This was especially true in the booming months of July and August. Even SEC (U.S. Securities and Exchange Commission) has released an official statement, warning investors to stay away from ICOs due to large number of frauds, according to CNBC report.

With many people fooled by the developers, a general distrust now follows ICO projects. The distrust grew, resulting in fewer people willing to risk their savings and invest in the fundraisings. Cointelegarph mentions a number of $225 million lost in phishing crimes in 2017 only, which is almost 20% of the total ICO market cap.

Competition

If we go back to the figures presented at the beginning of the article, you will see that number of ICO has risen drastically, even in the period of stagnation. The ones from the beginning of 2017 and even in 2016 and earlier, still exist. Add to that exchanges, brokers and P2P marketplaces and you have one large cryptocurrency market, with so many people and businesses screaming to get your attention.

This would lead towards oversaturation of the market, as it was the case in October and November this year. Coupled with regulatory issues and forks, ICO number and value was sure to drop. The number of scams and failed ICO crowdfunding projects put a dent in the marketing plans of the developers.

As time passes, investors are demanding more information and security from the owners of the token owners. Thus, marketing of the release became even more vigorous and costly than it was the case just a few months ago.

The Future of ICOs

It is hard to predict where things will go from here. On one hand, government bodies are trying their best at controlling the market and impose regulations on the industry. On the other, cryptocurrency communities are trying their hardest not to fall down to that path. The idea of the tokens is to ease up the communication and transaction speed while making a profit.

Thus, many of the ICO owners would still remain anonymous as long as there are people willing to risk and buy these tokens from them. AS New York Times stated, even though China did forbade the ICOs within its borders, it still struggles to implement the ban.

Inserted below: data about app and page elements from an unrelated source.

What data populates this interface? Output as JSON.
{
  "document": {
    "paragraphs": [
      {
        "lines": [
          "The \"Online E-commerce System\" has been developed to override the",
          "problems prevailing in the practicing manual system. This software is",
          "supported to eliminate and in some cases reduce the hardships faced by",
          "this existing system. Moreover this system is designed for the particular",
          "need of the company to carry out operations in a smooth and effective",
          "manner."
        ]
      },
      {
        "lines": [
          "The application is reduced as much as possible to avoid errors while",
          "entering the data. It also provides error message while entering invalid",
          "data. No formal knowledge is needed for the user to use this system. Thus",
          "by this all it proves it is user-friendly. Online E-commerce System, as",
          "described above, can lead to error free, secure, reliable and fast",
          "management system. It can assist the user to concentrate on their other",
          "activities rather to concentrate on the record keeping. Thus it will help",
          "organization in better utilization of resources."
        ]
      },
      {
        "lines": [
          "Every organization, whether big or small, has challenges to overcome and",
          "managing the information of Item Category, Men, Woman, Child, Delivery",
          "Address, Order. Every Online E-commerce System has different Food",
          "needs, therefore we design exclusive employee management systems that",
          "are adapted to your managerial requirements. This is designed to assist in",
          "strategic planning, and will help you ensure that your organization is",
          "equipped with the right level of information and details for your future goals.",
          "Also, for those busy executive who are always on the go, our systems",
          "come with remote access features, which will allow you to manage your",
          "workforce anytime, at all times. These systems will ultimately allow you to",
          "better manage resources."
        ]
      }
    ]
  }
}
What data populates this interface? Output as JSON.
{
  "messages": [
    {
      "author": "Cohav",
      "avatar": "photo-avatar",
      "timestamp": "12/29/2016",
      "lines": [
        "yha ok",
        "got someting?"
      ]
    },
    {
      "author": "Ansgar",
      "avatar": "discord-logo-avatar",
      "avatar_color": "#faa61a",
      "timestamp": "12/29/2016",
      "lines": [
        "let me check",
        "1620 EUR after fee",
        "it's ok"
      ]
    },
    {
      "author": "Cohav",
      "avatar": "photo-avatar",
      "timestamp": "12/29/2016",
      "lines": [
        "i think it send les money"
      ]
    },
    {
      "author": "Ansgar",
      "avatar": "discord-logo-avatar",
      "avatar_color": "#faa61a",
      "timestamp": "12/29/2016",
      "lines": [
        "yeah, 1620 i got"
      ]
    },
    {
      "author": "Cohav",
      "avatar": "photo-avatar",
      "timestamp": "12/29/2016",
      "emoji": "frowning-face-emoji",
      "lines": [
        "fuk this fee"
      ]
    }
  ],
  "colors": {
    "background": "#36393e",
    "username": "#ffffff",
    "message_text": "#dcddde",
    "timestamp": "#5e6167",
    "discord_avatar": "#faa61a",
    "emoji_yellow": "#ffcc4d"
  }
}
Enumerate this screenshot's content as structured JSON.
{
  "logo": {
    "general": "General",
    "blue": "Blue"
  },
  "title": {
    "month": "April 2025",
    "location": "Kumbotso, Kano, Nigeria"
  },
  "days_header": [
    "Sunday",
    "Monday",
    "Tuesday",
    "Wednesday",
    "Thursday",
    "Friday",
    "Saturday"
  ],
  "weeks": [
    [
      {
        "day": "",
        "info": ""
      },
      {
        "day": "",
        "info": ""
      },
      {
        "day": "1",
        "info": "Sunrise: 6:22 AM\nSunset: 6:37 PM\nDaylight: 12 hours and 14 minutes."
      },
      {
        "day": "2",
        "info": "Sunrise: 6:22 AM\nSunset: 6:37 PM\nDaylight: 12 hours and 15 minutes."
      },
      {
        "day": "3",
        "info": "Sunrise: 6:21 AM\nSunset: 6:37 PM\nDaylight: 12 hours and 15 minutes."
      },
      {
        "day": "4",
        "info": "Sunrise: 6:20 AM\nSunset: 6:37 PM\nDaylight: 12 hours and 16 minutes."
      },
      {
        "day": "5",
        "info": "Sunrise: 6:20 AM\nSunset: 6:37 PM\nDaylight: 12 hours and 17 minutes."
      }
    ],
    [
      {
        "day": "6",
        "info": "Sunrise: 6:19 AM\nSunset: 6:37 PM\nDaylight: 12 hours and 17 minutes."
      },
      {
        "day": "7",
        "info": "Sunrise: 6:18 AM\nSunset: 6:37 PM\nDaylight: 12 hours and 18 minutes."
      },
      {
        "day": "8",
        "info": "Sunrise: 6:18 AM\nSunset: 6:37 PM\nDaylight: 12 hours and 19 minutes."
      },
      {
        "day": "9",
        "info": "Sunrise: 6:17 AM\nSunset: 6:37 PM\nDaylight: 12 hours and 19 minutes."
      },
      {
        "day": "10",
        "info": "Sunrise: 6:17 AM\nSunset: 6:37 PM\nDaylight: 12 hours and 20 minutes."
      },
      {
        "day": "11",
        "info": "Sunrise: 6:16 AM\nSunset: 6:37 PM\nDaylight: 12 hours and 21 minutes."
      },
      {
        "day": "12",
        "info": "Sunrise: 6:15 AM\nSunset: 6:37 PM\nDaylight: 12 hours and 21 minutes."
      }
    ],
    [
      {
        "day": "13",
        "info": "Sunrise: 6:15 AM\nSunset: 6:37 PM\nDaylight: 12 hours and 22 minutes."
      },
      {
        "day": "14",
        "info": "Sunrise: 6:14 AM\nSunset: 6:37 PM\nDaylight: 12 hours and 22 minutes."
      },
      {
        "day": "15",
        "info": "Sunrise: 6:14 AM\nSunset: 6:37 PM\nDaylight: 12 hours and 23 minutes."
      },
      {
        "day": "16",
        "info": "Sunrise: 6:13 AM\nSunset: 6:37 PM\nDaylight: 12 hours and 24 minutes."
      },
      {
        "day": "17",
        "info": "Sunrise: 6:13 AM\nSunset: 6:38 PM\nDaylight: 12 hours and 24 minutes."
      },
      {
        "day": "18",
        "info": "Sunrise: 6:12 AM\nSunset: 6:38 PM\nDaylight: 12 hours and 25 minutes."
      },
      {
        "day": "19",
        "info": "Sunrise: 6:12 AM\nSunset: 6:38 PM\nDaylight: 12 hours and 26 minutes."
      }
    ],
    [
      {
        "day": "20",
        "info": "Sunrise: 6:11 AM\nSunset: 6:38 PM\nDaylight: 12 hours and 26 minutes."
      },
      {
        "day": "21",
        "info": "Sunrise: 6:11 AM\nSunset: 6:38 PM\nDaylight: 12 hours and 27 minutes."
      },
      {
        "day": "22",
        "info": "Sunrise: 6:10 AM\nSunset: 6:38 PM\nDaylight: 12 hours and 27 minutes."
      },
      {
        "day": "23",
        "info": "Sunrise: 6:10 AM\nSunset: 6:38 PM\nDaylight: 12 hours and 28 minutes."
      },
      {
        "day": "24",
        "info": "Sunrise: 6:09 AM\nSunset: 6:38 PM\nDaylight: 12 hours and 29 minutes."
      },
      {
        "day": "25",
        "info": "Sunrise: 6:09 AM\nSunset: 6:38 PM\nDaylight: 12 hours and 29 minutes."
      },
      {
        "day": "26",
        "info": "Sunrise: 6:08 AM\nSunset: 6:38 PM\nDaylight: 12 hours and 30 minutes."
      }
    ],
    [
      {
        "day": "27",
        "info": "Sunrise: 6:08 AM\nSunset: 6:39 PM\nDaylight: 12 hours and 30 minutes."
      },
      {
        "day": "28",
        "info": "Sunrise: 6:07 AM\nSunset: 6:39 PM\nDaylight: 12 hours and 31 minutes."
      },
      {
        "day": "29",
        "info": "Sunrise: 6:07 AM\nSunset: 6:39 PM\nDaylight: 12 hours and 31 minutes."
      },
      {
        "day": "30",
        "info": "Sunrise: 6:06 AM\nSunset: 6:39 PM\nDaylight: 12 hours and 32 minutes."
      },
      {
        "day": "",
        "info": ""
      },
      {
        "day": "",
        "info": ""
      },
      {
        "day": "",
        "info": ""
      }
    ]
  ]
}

Thus, we deem that industry will prevail in the future. It brings innovative solutions to the crypto table. The issue would still remain on how to hedge against scams and what growth the industry would experience in the coming months due to the tighter regulations.